[Dataset rows describing interfaces]
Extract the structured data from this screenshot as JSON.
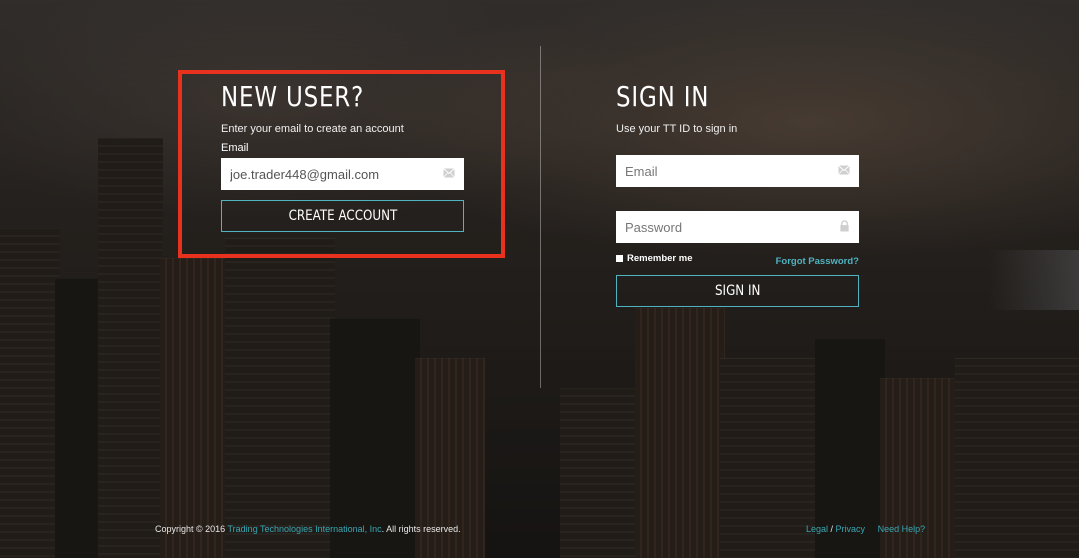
{
  "new_user": {
    "heading": "NEW USER?",
    "subtext": "Enter your email to create an account",
    "email_label": "Email",
    "email_value": "joe.trader448@gmail.com",
    "email_icon": "envelope-icon",
    "create_button": "CREATE ACCOUNT"
  },
  "sign_in": {
    "heading": "SIGN IN",
    "subtext": "Use your TT ID to sign in",
    "email_placeholder": "Email",
    "email_icon": "envelope-icon",
    "password_placeholder": "Password",
    "password_icon": "lock-icon",
    "remember_label": "Remember me",
    "forgot_link": "Forgot Password?",
    "sign_in_button": "SIGN IN"
  },
  "footer": {
    "copyright_prefix": "Copyright © 2016 ",
    "company_link": "Trading Technologies International, Inc",
    "copyright_suffix": ". All rights reserved.",
    "legal_link": "Legal",
    "separator": " / ",
    "privacy_link": "Privacy",
    "help_link": "Need Help?"
  },
  "colors": {
    "accent": "#4fb3c0",
    "highlight": "#e8321e"
  }
}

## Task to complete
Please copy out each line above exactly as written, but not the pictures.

## Solution
Extract the structured data from this screenshot as JSON.
{
  "new_user": {
    "heading": "NEW USER?",
    "subtext": "Enter your email to create an account",
    "email_label": "Email",
    "email_value": "joe.trader448@gmail.com",
    "email_icon": "envelope-icon",
    "create_button": "CREATE ACCOUNT"
  },
  "sign_in": {
    "heading": "SIGN IN",
    "subtext": "Use your TT ID to sign in",
    "email_placeholder": "Email",
    "email_icon": "envelope-icon",
    "password_placeholder": "Password",
    "password_icon": "lock-icon",
    "remember_label": "Remember me",
    "forgot_link": "Forgot Password?",
    "sign_in_button": "SIGN IN"
  },
  "footer": {
    "copyright_prefix": "Copyright © 2016 ",
    "company_link": "Trading Technologies International, Inc",
    "copyright_suffix": ". All rights reserved.",
    "legal_link": "Legal",
    "separator": " / ",
    "privacy_link": "Privacy",
    "help_link": "Need Help?"
  },
  "colors": {
    "accent": "#4fb3c0",
    "highlight": "#e8321e"
  }
}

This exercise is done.